"In many areas, including those in this study, there are generations of women who may not have seen anyone breastfeeding their baby, meaning it is not the cultural norm in many communities.
"The motive for breastfeeding cannot be rooted by offering financial reward. It has to be something that a mother wants to do in the interest of the health and well-being of her child."
Ms Fyle said "worrying" low rates of breastfeeding could be reversed through investment in midwives and in improving ante-natal and post-natal care.
Researchers at the University of Sheffield said women in the UK feel stigmatised by breastfeeding, despite being aware of the "breast is best" health message.
Despite numerous attempts to encourage new mothers to breastfeed their babies, rates remain stubbornly low in parts of the UK.
- 34% of UK babies are breastfed at six months
- Only 1% of babies are exclusively breastfed at this stage - despite recommendations from the NHS that breast milk contains all the nutrients a baby needs at this stage of development
The new study aimed at looking at ways to encourage more women to breastfeed by offering vouchers will be trialled in Derbyshire and South Yorkshire - in areas where breastfeeding uptake rates are low.
If the mothers breastfeed their children for a full six months they will receive £200 shopping vouchers - half for supermarkets and half for high street stores.

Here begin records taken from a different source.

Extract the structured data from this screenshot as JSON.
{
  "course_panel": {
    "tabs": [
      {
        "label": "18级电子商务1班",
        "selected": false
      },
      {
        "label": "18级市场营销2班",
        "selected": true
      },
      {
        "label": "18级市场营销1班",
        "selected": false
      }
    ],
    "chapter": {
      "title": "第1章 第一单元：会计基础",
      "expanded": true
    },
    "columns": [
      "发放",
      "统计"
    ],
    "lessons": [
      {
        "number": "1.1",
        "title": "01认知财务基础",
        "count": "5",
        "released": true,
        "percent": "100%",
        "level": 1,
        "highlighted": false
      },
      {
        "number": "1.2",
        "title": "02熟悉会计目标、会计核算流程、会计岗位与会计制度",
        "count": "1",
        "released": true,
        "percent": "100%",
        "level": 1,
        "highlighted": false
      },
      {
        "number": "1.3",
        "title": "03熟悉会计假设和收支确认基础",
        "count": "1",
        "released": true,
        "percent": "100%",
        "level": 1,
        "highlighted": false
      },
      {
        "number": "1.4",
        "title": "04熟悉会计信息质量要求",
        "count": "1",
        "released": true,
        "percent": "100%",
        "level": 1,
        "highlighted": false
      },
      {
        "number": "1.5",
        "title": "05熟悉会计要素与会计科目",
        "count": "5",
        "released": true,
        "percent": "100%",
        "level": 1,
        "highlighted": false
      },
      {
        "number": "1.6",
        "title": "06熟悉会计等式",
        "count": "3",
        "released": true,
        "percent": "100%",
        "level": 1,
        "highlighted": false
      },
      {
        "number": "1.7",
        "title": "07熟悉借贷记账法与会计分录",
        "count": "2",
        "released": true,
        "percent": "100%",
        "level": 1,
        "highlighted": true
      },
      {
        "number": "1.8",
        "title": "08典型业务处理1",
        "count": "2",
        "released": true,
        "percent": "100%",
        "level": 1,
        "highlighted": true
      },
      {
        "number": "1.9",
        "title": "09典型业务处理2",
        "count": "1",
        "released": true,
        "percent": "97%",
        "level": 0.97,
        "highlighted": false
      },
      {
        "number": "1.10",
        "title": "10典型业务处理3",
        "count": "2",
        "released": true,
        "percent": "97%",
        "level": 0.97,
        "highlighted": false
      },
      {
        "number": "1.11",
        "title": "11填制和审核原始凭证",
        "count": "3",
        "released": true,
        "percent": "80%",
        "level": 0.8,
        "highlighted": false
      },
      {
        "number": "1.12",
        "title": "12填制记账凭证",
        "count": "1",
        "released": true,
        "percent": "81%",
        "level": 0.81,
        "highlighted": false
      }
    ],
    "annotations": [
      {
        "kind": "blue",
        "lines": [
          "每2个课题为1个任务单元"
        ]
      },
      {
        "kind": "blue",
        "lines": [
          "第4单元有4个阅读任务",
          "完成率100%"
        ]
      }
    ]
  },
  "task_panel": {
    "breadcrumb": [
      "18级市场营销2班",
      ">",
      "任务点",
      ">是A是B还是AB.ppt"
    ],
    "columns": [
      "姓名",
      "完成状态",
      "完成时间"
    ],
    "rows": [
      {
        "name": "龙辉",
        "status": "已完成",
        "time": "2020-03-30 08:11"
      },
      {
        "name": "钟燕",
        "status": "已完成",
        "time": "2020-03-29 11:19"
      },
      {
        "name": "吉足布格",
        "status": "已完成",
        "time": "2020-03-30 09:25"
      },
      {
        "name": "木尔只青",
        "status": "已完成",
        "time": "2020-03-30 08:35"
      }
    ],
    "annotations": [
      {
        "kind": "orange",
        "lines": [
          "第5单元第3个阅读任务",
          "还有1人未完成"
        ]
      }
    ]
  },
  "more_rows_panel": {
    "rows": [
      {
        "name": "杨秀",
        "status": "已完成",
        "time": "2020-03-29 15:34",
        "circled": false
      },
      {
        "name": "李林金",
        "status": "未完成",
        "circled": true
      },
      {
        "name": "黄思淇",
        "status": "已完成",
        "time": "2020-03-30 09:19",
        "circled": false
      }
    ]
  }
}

The vouchers, which are being funded by the National Prevention Research Initiative, will be distributed in five stages of £40 each.
Encouraging more women to breastfeed their newborn babies would save the NHS money, as babies who are breastfed are healthier, and less likely to develop obesity, according to Dr Clare Relton from the University of Sheffield.
The UK has one of the worst breastfeeding rates in the world, with breastfeeding rates varying significantly, depending on where you live, scientists from the University of Sheffield said.
In a new feasibility study which will see women being given vouchers for breastfeeding, Dr Clare Relton said it was vital to look into creative ways to boost the levels of breastfeeding across the UK.
The UK has one of the worst breastfeeding rates in the world and breastfeeding rates vary very widely across different parts of the country.
If you are a six-week-old baby the chances of you being breastfed vary depending on where you live. If you live in an affluent area you are four times more likely to be breastfed than if you live in a deprived area.
Babies who are breastfed have fewer health problems such as upset tummies and chest infections, and are less likely to develop diabetes and obesity when they are older. Breast milk is perfectly designed for babies and provides all they need for the first six months of their life.
A number of new mothers are to be paid to breastfeed their babies as part of a new research project examining whether or not uptake rates will increase if the women are offered financial incentives.
The scheme, which will see women being given vouchers for Matalan, John Lewis and Mothercare, as well as supermarkets, is examining ways to boost low rates of breastfeeding.
The new study is to be trialled in Derbyshire and South Yorkshire - in areas where breastfeeding uptake rates are low.